Nearly two weeks after someone broke into Dinesh Kumar’s house and shot him and his mother, Kumar still stirs with night terrors. He wakes with a fright, fearing someone is lurking around his family while they sleep. Nothing is out of place, but he gets up to reassure himself.
“Last night I wake up at 4 … all of a sudden it seems like somebody’s in the house,” Kumar said Wednesday. “I heard my son screaming like in sleep. … He must also be dreaming.”
The invasion, which left Kumar’s mother, 67-year-old Sushila Prasad, dead, took place Aug. 26 in the North and East neighborhood. Police have held a suspect, 21-year-old parolee Gerardo Canon Jr., since then, but Canon has not yet been charged with the crime.
Kumar, 46, is originally from Fiji. He worked as a custodian at Berkeley High School, but has not yet returned to work and for now uses a walker to get around.
The intruder shot him at least twice in the left side of his torso, once in his right hip, and once in his lower right torso, Kumar said. He’s not sure how many times he was shot, he said, “The doctors say four or five; some say four, some five.”
A long line of stitches on the right side of his abdomen evidences the work surgeons performed to repair his kidney. But physical damage isn’t all that’s difficult for Kumar and his family, which also must deal with the emotional burden of Prasad’s death.
“She did a lot for us,” Kumar said. “I’m never going to forget her any time.”
Kumar said that Prasad had come from Fiji to visit him and his family, as she had done in the past. He described his mother as a hard worker, a person who, regardless of her age, refused to sit still when there was labor to be done, “never mind how much we stop her.”
Prasad raised Kumar on a vegetable farm near Ba, Fiji, and said that from an early age she showed her resilient work ethic.
“She worked very hard in the farm,” he said. “Early mornings she’d go milk the cow, make our breakfast, prepare us for school.”
In the hours before Kumar’s family began their own morning ritual, the intruder broke in.
Saroj Devi, Kumar’s wife, remembers the time exactly.
“I saw the time … it was 3:22 a.m.,” she said. “I was just laying in bed and I turned and I could feel somebody was walking in the house.”
Devi said she looked up and she saw a figure turning back from their bedroom, heading toward the kitchen.
“I was shaking,” she said. “I was in shock.”
She turned to wake her husband, but he suggested it was his mother, who Kumar said occasionally woke early. Devi, unconvinced, sat still. For a brief period of time, neither Devi nor Kumar moved, until Kumar jumped out of bed and dashed out of the bedroom.

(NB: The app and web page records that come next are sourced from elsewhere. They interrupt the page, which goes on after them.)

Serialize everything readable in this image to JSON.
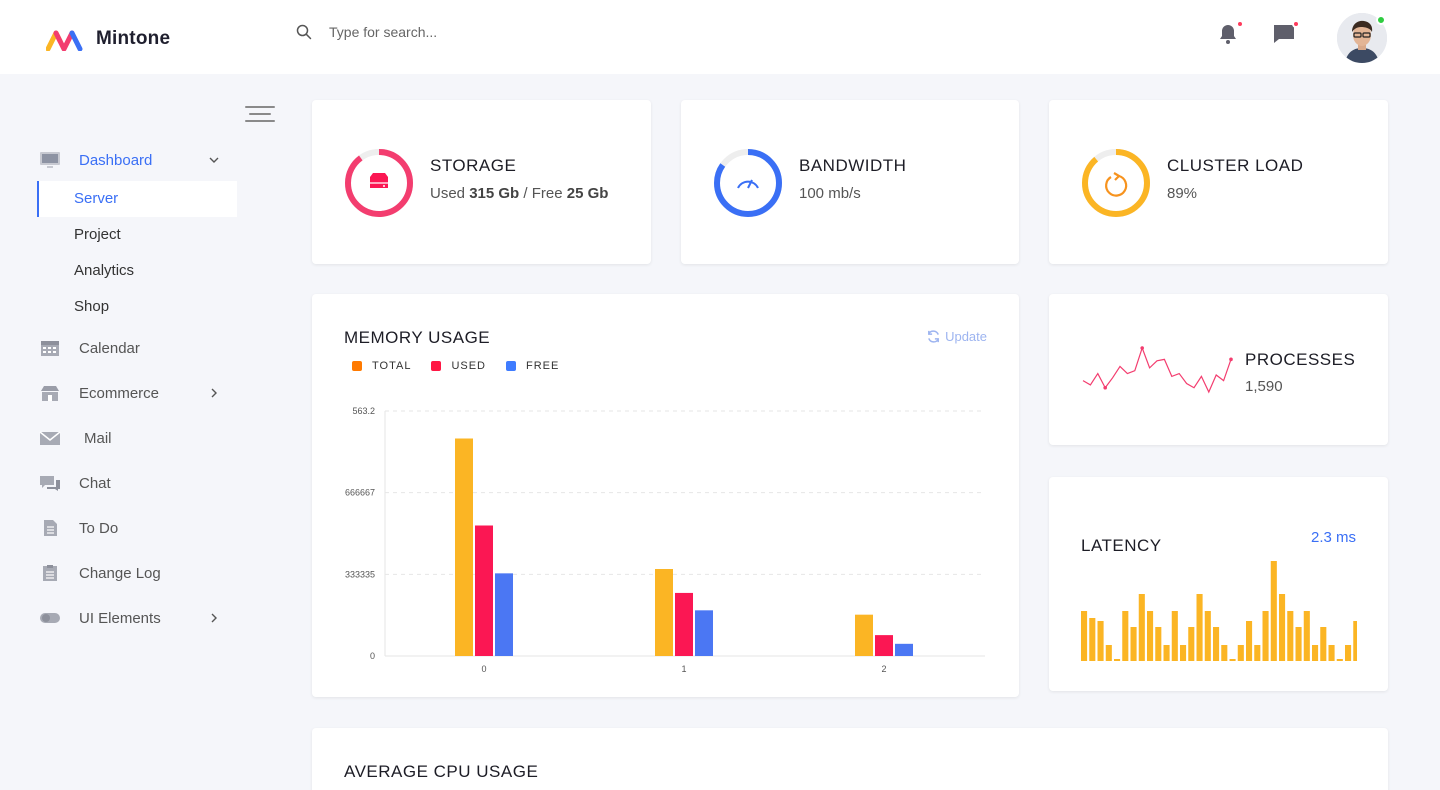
{
  "app": {
    "name": "Mintone"
  },
  "search": {
    "placeholder": "Type for search..."
  },
  "sidebar": {
    "items": [
      {
        "label": "Dashboard",
        "icon": "monitor-icon",
        "active": true,
        "submenu": [
          "Server",
          "Project",
          "Analytics",
          "Shop"
        ],
        "active_sub": "Server"
      },
      {
        "label": "Calendar",
        "icon": "calendar-icon"
      },
      {
        "label": "Ecommerce",
        "icon": "store-icon",
        "has_children": true
      },
      {
        "label": "Mail",
        "icon": "mail-icon"
      },
      {
        "label": "Chat",
        "icon": "chat-icon"
      },
      {
        "label": "To Do",
        "icon": "document-icon"
      },
      {
        "label": "Change Log",
        "icon": "clipboard-icon"
      },
      {
        "label": "UI Elements",
        "icon": "toggle-icon",
        "has_children": true
      }
    ]
  },
  "stats": {
    "storage": {
      "title": "STORAGE",
      "used_prefix": "Used ",
      "used": "315 Gb",
      "sep": " / Free ",
      "free": "25 Gb",
      "color": "#f33d6f"
    },
    "bandwidth": {
      "title": "BANDWIDTH",
      "value": "100 mb/s",
      "color": "#3a6ff5"
    },
    "cluster": {
      "title": "CLUSTER LOAD",
      "value": "89%",
      "color": "#fbb524"
    }
  },
  "processes": {
    "title": "PROCESSES",
    "value": "1,590"
  },
  "latency": {
    "title": "LATENCY",
    "value": "2.3 ms"
  },
  "memory": {
    "title": "MEMORY USAGE",
    "update_label": "Update"
  },
  "cpu": {
    "title": "AVERAGE CPU USAGE"
  },
  "colors": {
    "orange": "#fbb524",
    "red": "#fb1753",
    "blue": "#4b77f3",
    "legend_total": "#ff7a00",
    "legend_used": "#ff1744",
    "legend_free": "#3f7cff"
  },
  "chart_data": [
    {
      "type": "bar",
      "title": "MEMORY USAGE",
      "categories": [
        "0",
        "1",
        "2"
      ],
      "series": [
        {
          "name": "TOTAL",
          "values": [
            500,
            200,
            95
          ]
        },
        {
          "name": "USED",
          "values": [
            300,
            145,
            48
          ]
        },
        {
          "name": "FREE",
          "values": [
            190,
            105,
            28
          ]
        }
      ],
      "ylim": [
        0,
        563.2
      ],
      "y_ticks": [
        "0",
        "333335",
        "666667",
        "563.2"
      ],
      "grid": true,
      "legend": "top-left"
    },
    {
      "type": "line",
      "title": "PROCESSES",
      "values": [
        15,
        12,
        20,
        10,
        17,
        25,
        20,
        22,
        38,
        24,
        29,
        30,
        18,
        20,
        13,
        10,
        18,
        7,
        19,
        15,
        30
      ]
    },
    {
      "type": "bar",
      "title": "LATENCY",
      "values": [
        50,
        43,
        40,
        16,
        2,
        50,
        34,
        67,
        50,
        34,
        16,
        50,
        16,
        34,
        67,
        50,
        34,
        16,
        2,
        16,
        40,
        16,
        50,
        100,
        67,
        50,
        34,
        50,
        16,
        34,
        16,
        2,
        16,
        40
      ]
    }
  ]
}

“I don’t know what happened in my mind,” he said. “I was thinking that I’m going to ask my mother if she needs something, but I don’t know there is a stranger in there.”

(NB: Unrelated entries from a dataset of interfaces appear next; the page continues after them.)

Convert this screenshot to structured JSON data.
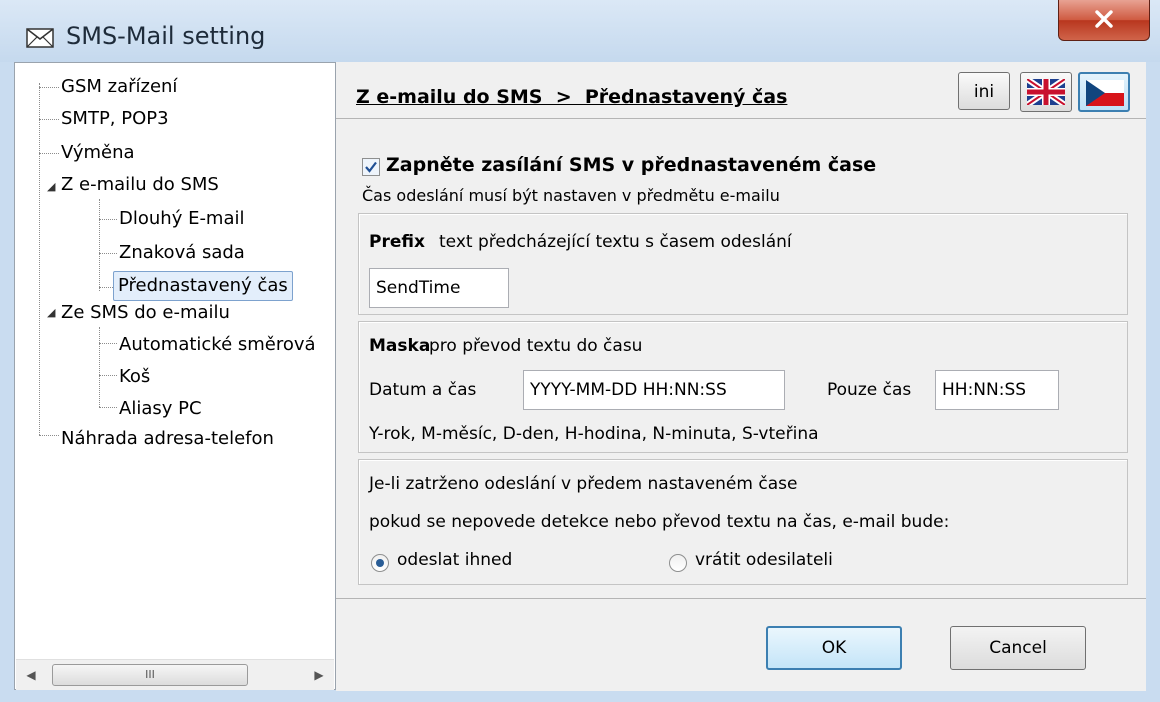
{
  "window": {
    "title": "SMS-Mail setting",
    "icon": "envelope-icon",
    "close_label": "X"
  },
  "tree": {
    "items": [
      {
        "label": "GSM zařízení",
        "level": 0
      },
      {
        "label": "SMTP, POP3",
        "level": 0
      },
      {
        "label": "Výměna",
        "level": 0
      },
      {
        "label": "Z e-mailu do SMS",
        "level": 0,
        "expanded": true
      },
      {
        "label": "Dlouhý E-mail",
        "level": 1
      },
      {
        "label": "Znaková sada",
        "level": 1
      },
      {
        "label": "Přednastavený čas",
        "level": 1,
        "selected": true
      },
      {
        "label": "Ze SMS do e-mailu",
        "level": 0,
        "expanded": true
      },
      {
        "label": "Automatické směrová",
        "level": 1
      },
      {
        "label": "Koš",
        "level": 1
      },
      {
        "label": "Aliasy PC",
        "level": 1
      },
      {
        "label": "Náhrada adresa-telefon",
        "level": 0
      }
    ],
    "scroll_thumb": "III"
  },
  "header": {
    "breadcrumb": "Z e-mailu do SMS  >  Přednastavený čas",
    "ini_label": "ini",
    "flags": [
      "uk-flag-icon",
      "czech-flag-icon"
    ]
  },
  "settings": {
    "enable_checked": true,
    "enable_label": "Zapněte zasílání SMS v přednastaveném čase",
    "enable_note": "Čas odeslání musí být nastaven v předmětu e-mailu",
    "prefix_title": "Prefix",
    "prefix_desc": "text předcházející textu s časem odeslání",
    "prefix_value": "SendTime",
    "mask_title": "Maska",
    "mask_desc": "pro převod textu do času",
    "datetime_label": "Datum a čas",
    "datetime_value": "YYYY-MM-DD HH:NN:SS",
    "time_label": "Pouze čas",
    "time_value": "HH:NN:SS",
    "mask_legend": "Y-rok, M-měsíc, D-den, H-hodina, N-minuta, S-vteřina",
    "fail_line1": "Je-li zatrženo odeslání v předem nastaveném čase",
    "fail_line2": "pokud se nepovede detekce nebo převod textu na čas, e-mail bude:",
    "option_send_now": "odeslat ihned",
    "option_return": "vrátit odesilateli",
    "selected_option": "odeslat ihned"
  },
  "buttons": {
    "ok": "OK",
    "cancel": "Cancel"
  }
}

As he left the bedroom, the intruder shined a flashlight in Kumar’s eyes, then began punching him and at one point pistol-whipping him across the head.

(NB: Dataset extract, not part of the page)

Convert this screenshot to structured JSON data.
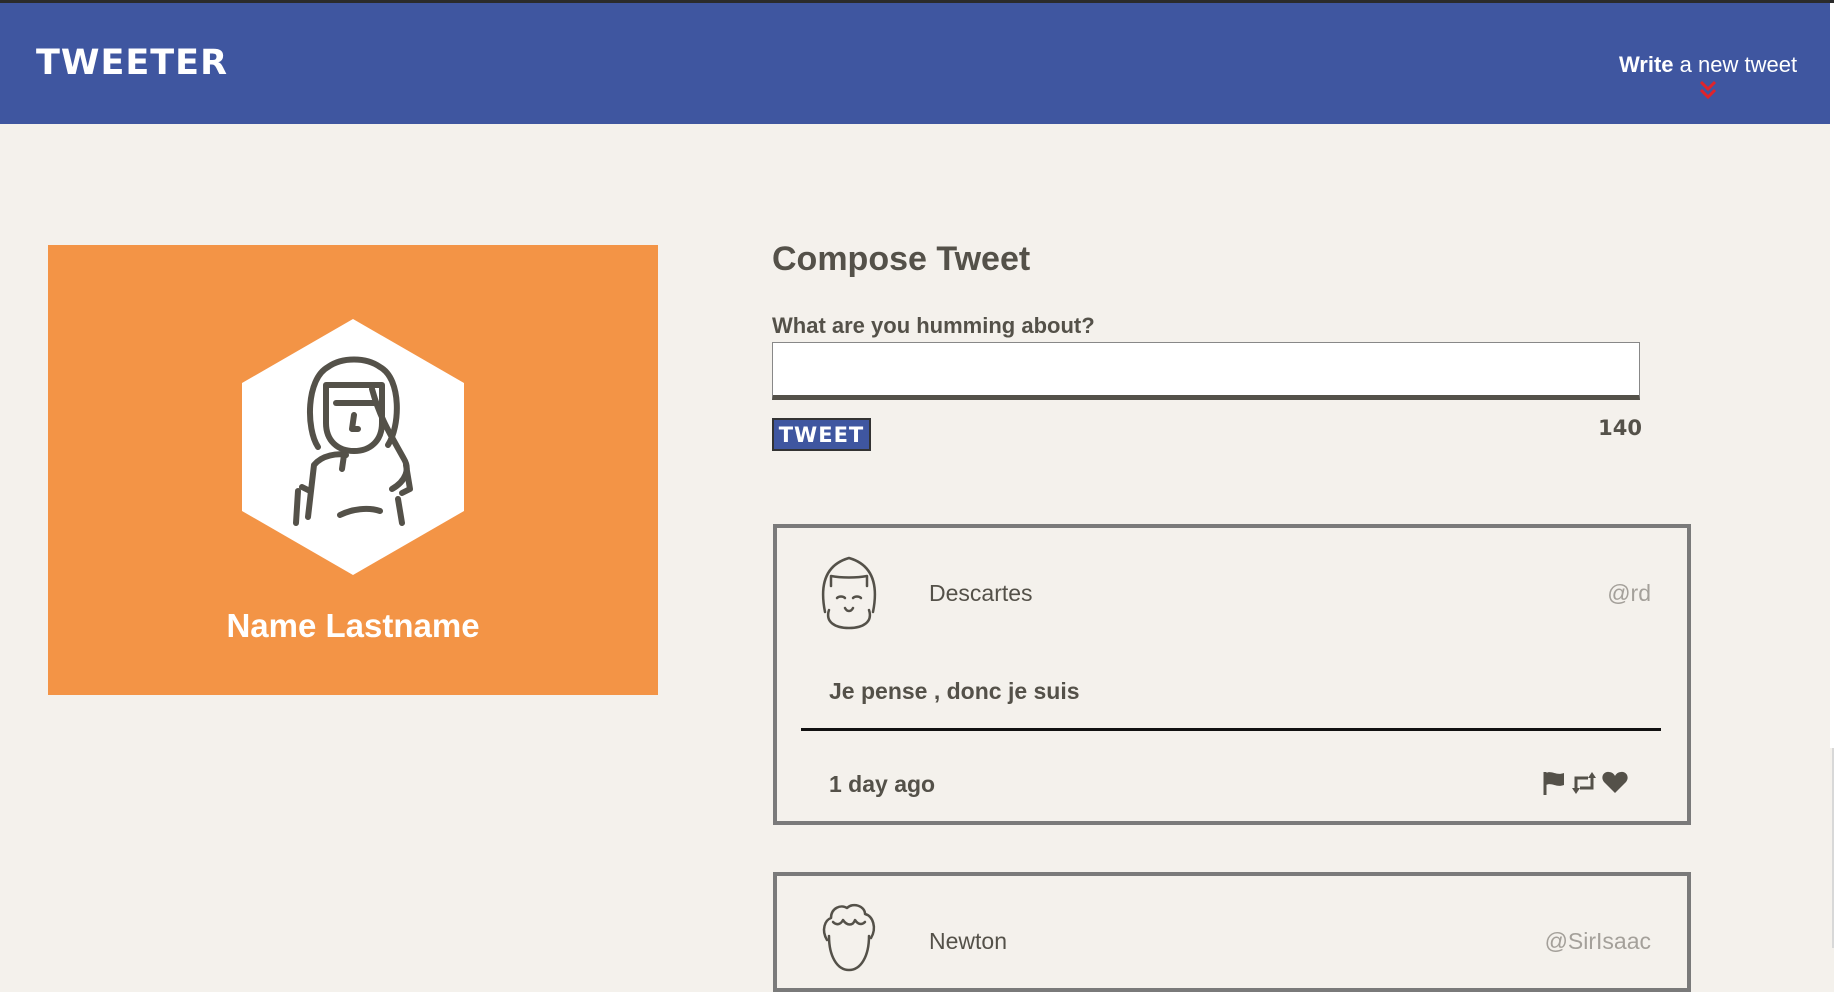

“He didn’t even say a word to me,” he said.
It was then that the first shot rang out.
“He fired one shot at the same time,” Kumar said. “It’s like something warm in my body.”
Kumar kept trying to stave off the intruder by grabbing a kitchen chair, but as the struggle continued and shots rang the damage was done.
“I don’t know when my mom came out from the other room where my daughter was sleeping,” he said. “My daughter was calling… ‘Grandma,’ then I said, ‘What happened to Grandma?’
“That’s the time only I know that my mom got shot.”
Devi said she did not see the intruder leave, but went outside and saw someone getting into a car up the street.
Richmond Police officers later found Canon Jr. near the scene.
“He was seated in a vehicle up the street,” Det. Nicole Abetkov said. “Then he started the car and tried to leave.”
“That’s when they got him.”
Canon Jr. has been held for a parole violation for nearly two weeks, and Abetkov said police are waiting for forensics tests to come back from Los Angeles before moving forward with the case.
While many in the community await justice, Kumar and his family also await normalcy.
Devi and Kumar said they wait for a time when they can prepare their children’s breakfasts and say their Hindu prayers each day without worrying about their safety. Devi and Kumar, who came to America for their children’s future, said they are now uncertain about whether to stay, whether to move and what they will do next.
A bank account for Kumar and his family has been set up at Mechanics Bank under “The Kumar Family Benefit” to help with medical bills associated with the shooting.